- _MATERIAL SUPPLIED_

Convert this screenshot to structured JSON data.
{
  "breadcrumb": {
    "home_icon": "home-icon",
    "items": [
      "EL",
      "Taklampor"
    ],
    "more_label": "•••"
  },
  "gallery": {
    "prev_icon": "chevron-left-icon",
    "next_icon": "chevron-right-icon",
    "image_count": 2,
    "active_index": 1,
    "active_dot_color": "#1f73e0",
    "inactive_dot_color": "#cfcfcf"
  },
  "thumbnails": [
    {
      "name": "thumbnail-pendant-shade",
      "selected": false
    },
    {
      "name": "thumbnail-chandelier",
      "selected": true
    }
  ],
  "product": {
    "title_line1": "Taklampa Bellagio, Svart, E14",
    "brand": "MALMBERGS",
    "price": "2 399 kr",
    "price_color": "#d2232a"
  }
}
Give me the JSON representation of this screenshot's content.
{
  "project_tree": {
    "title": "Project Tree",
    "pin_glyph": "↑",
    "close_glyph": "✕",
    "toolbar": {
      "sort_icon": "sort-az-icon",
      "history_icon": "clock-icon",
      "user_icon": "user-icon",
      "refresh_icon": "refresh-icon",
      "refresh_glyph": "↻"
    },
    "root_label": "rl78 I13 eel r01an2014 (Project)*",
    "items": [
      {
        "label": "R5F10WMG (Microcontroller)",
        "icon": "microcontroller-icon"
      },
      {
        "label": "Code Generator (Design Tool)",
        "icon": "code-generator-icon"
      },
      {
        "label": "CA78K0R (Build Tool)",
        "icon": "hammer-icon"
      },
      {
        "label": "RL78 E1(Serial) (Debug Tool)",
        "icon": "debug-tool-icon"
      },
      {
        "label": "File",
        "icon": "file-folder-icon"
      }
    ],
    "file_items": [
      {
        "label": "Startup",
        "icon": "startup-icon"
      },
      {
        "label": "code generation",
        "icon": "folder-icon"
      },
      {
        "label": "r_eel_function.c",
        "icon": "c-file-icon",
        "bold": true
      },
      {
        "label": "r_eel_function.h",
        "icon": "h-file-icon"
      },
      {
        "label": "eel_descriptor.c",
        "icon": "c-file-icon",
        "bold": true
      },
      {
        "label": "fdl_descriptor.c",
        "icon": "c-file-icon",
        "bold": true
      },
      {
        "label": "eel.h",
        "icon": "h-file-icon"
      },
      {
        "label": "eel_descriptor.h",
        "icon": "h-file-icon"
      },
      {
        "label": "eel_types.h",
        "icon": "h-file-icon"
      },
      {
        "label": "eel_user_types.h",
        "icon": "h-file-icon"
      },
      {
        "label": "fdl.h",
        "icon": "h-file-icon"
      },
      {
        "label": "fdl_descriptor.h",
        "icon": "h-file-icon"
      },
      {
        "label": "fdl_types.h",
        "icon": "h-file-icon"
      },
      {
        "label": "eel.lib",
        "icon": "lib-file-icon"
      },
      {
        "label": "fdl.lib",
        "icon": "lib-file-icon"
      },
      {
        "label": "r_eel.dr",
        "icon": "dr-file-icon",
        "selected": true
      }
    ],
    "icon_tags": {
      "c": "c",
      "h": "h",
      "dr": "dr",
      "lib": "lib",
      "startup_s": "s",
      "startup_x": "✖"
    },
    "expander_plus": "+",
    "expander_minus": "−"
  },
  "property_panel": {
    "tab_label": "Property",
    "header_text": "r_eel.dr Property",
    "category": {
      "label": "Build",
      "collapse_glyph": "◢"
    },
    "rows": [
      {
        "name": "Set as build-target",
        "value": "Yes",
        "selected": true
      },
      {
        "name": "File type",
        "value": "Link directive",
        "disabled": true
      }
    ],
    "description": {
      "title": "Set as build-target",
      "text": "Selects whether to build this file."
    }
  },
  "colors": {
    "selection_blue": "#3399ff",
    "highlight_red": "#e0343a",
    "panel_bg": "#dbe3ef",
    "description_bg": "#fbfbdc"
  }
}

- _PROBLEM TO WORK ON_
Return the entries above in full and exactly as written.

- _ANSWER SPACE_
Convert this screenshot to structured JSON data.
{
  "breadcrumb": {
    "home_icon": "home-icon",
    "items": [
      "EL",
      "Taklampor"
    ],
    "more_label": "•••"
  },
  "gallery": {
    "prev_icon": "chevron-left-icon",
    "next_icon": "chevron-right-icon",
    "image_count": 2,
    "active_index": 1,
    "active_dot_color": "#1f73e0",
    "inactive_dot_color": "#cfcfcf"
  },
  "thumbnails": [
    {
      "name": "thumbnail-pendant-shade",
      "selected": false
    },
    {
      "name": "thumbnail-chandelier",
      "selected": true
    }
  ],
  "product": {
    "title_line1": "Taklampa Bellagio, Svart, E14",
    "brand": "MALMBERGS",
    "price": "2 399 kr",
    "price_color": "#d2232a"
  }
}
Give me the JSON representation of this screenshot's content.
{
  "project_tree": {
    "title": "Project Tree",
    "pin_glyph": "↑",
    "close_glyph": "✕",
    "toolbar": {
      "sort_icon": "sort-az-icon",
      "history_icon": "clock-icon",
      "user_icon": "user-icon",
      "refresh_icon": "refresh-icon",
      "refresh_glyph": "↻"
    },
    "root_label": "rl78 I13 eel r01an2014 (Project)*",
    "items": [
      {
        "label": "R5F10WMG (Microcontroller)",
        "icon": "microcontroller-icon"
      },
      {
        "label": "Code Generator (Design Tool)",
        "icon": "code-generator-icon"
      },
      {
        "label": "CA78K0R (Build Tool)",
        "icon": "hammer-icon"
      },
      {
        "label": "RL78 E1(Serial) (Debug Tool)",
        "icon": "debug-tool-icon"
      },
      {
        "label": "File",
        "icon": "file-folder-icon"
      }
    ],
    "file_items": [
      {
        "label": "Startup",
        "icon": "startup-icon"
      },
      {
        "label": "code generation",
        "icon": "folder-icon"
      },
      {
        "label": "r_eel_function.c",
        "icon": "c-file-icon",
        "bold": true
      },
      {
        "label": "r_eel_function.h",
        "icon": "h-file-icon"
      },
      {
        "label": "eel_descriptor.c",
        "icon": "c-file-icon",
        "bold": true
      },
      {
        "label": "fdl_descriptor.c",
        "icon": "c-file-icon",
        "bold": true
      },
      {
        "label": "eel.h",
        "icon": "h-file-icon"
      },
      {
        "label": "eel_descriptor.h",
        "icon": "h-file-icon"
      },
      {
        "label": "eel_types.h",
        "icon": "h-file-icon"
      },
      {
        "label": "eel_user_types.h",
        "icon": "h-file-icon"
      },
      {
        "label": "fdl.h",
        "icon": "h-file-icon"
      },
      {
        "label": "fdl_descriptor.h",
        "icon": "h-file-icon"
      },
      {
        "label": "fdl_types.h",
        "icon": "h-file-icon"
      },
      {
        "label": "eel.lib",
        "icon": "lib-file-icon"
      },
      {
        "label": "fdl.lib",
        "icon": "lib-file-icon"
      },
      {
        "label": "r_eel.dr",
        "icon": "dr-file-icon",
        "selected": true
      }
    ],
    "icon_tags": {
      "c": "c",
      "h": "h",
      "dr": "dr",
      "lib": "lib",
      "startup_s": "s",
      "startup_x": "✖"
    },
    "expander_plus": "+",
    "expander_minus": "−"
  },
  "property_panel": {
    "tab_label": "Property",
    "header_text": "r_eel.dr Property",
    "category": {
      "label": "Build",
      "collapse_glyph": "◢"
    },
    "rows": [
      {
        "name": "Set as build-target",
        "value": "Yes",
        "selected": true
      },
      {
        "name": "File type",
        "value": "Link directive",
        "disabled": true
      }
    ],
    "description": {
      "title": "Set as build-target",
      "text": "Selects whether to build this file."
    }
  },
  "colors": {
    "selection_blue": "#3399ff",
    "highlight_red": "#e0343a",
    "panel_bg": "#dbe3ef",
    "description_bg": "#fbfbdc"
  }
}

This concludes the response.